The idea of workplace theft often provokes thoughts of employees stealing from their employer. But is it possible for employers to take from their employees? Even if employer theft can happen, what does it look like? Knowing how to spot these illegal activities is the first step in stopping them.
Wage theft of all kinds results in billions of dollars year vanishing from employee’s pockets. Between calculating total pay after taxes, withholding, and determining overtime pay, it can be hard for an employee to notice if their paycheck is missing money, notably if it has been short on cash the whole time. Here are some common forms of wage theft to make it easier to spot this activity:

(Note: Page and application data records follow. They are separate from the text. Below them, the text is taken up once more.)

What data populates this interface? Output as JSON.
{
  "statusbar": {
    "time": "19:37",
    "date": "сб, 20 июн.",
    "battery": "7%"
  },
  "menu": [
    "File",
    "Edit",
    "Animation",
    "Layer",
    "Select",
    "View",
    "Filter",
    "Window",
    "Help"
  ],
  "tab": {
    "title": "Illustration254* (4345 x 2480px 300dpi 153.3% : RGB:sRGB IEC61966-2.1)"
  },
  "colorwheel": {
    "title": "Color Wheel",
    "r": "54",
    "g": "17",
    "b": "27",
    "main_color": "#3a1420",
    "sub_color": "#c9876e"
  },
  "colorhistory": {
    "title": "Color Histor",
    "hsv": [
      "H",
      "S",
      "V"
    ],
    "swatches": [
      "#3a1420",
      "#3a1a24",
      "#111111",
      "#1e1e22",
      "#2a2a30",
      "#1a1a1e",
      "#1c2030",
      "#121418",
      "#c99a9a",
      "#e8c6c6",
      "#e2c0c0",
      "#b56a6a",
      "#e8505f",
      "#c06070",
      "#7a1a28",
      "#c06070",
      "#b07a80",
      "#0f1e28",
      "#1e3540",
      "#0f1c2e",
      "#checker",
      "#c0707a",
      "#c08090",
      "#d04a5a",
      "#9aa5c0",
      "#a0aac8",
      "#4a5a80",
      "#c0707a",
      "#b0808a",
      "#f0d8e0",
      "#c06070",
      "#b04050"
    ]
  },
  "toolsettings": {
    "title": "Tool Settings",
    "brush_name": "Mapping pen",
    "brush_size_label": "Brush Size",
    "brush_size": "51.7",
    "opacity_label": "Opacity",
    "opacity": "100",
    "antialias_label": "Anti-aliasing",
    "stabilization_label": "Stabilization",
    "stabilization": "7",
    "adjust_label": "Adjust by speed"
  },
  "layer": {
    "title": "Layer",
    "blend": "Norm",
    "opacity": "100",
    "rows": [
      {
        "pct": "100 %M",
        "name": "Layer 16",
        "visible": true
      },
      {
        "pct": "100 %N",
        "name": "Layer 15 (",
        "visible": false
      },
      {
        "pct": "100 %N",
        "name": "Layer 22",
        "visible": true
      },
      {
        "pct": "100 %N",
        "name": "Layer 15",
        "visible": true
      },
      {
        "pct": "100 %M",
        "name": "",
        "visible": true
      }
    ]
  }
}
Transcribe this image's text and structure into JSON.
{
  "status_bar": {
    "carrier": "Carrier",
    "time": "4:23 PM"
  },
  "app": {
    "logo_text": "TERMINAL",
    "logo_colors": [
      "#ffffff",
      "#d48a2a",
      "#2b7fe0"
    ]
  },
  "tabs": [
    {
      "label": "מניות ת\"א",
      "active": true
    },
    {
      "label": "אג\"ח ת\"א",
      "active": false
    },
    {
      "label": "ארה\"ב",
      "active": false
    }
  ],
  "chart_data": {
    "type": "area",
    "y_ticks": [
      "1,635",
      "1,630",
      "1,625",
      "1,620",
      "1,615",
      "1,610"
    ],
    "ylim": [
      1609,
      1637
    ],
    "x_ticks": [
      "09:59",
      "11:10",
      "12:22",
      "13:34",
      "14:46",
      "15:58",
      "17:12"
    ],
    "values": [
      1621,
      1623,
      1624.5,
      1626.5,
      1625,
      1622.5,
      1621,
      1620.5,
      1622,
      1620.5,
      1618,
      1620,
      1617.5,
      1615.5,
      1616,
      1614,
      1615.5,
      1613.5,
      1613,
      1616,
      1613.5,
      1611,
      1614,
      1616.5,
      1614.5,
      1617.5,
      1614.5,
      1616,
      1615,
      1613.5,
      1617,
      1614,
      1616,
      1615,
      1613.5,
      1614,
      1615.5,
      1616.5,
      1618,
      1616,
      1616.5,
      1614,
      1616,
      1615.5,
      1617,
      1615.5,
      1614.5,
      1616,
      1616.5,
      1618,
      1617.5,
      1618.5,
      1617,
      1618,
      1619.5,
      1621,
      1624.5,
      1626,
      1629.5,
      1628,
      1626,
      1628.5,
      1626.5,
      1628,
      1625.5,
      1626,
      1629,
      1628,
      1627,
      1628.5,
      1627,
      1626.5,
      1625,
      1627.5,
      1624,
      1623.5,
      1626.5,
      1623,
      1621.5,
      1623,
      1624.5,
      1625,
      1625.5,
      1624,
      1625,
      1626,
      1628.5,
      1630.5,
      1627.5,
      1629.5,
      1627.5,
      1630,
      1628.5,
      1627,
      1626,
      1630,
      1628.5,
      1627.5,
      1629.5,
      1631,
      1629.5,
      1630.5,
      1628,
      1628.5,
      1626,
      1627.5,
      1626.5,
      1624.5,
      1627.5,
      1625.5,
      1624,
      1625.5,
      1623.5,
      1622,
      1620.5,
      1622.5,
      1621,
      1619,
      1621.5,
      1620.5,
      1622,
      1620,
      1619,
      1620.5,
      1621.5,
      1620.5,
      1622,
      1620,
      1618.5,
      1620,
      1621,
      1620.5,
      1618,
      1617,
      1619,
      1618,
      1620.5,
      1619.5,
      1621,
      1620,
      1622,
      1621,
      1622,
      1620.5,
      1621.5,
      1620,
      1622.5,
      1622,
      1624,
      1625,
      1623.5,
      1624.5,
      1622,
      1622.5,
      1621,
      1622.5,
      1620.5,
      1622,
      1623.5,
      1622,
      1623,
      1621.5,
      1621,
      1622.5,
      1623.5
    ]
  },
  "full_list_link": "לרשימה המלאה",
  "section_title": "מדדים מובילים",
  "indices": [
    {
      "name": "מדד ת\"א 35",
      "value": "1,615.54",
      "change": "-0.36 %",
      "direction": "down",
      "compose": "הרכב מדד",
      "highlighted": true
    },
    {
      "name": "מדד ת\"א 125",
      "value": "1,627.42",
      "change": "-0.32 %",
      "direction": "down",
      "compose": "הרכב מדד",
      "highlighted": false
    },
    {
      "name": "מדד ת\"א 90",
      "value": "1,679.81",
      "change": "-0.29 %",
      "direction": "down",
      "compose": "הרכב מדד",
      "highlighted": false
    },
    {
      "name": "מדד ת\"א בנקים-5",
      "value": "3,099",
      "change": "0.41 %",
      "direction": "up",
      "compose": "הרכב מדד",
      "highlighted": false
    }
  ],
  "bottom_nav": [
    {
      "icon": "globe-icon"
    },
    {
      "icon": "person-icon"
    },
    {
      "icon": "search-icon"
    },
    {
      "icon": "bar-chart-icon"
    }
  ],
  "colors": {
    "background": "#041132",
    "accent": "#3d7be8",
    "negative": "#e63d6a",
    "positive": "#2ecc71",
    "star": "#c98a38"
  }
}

If an employee gets called into work unexpectedly or even willingly picks up an overtime shift, the employer may act to avoid paying their employee time-and-a-half. A typical trick to do this would be moving the overtime hours into the next pay period and keeping the employee from working full time during that period. This way, a person can work 50 hours one week and 30 hours the next, but their employer will mark it as 40 hours each week.
If an employee receives their checks in person, and one week doesn’t arrive, the employer must act swiftly to pay the employee. If an employer “forgets” to provide an employee with their payment, or stalls retrieving the missing payment, the employer might be committing wage theft.
If an employee quits or gets fired, the employer may try to withhold their paycheck. This withholding is especially typical if an employer decides to justify this action due to some form of alleged property damage.
Employees deserve meal breaks during their shifts. If an employer makes an employee work during their designated break time, this may constitute a form of wage theft.
Do not assume anything
Many employees believe that either their employer is not doing anything wrong, or that there is nothing an employee can do to stop their wage theft. Employment law attorneys can help their clients review their unique situation and determine if the theft occurred.
Do not leave money on the table by not talking to an attorney about protecting your income.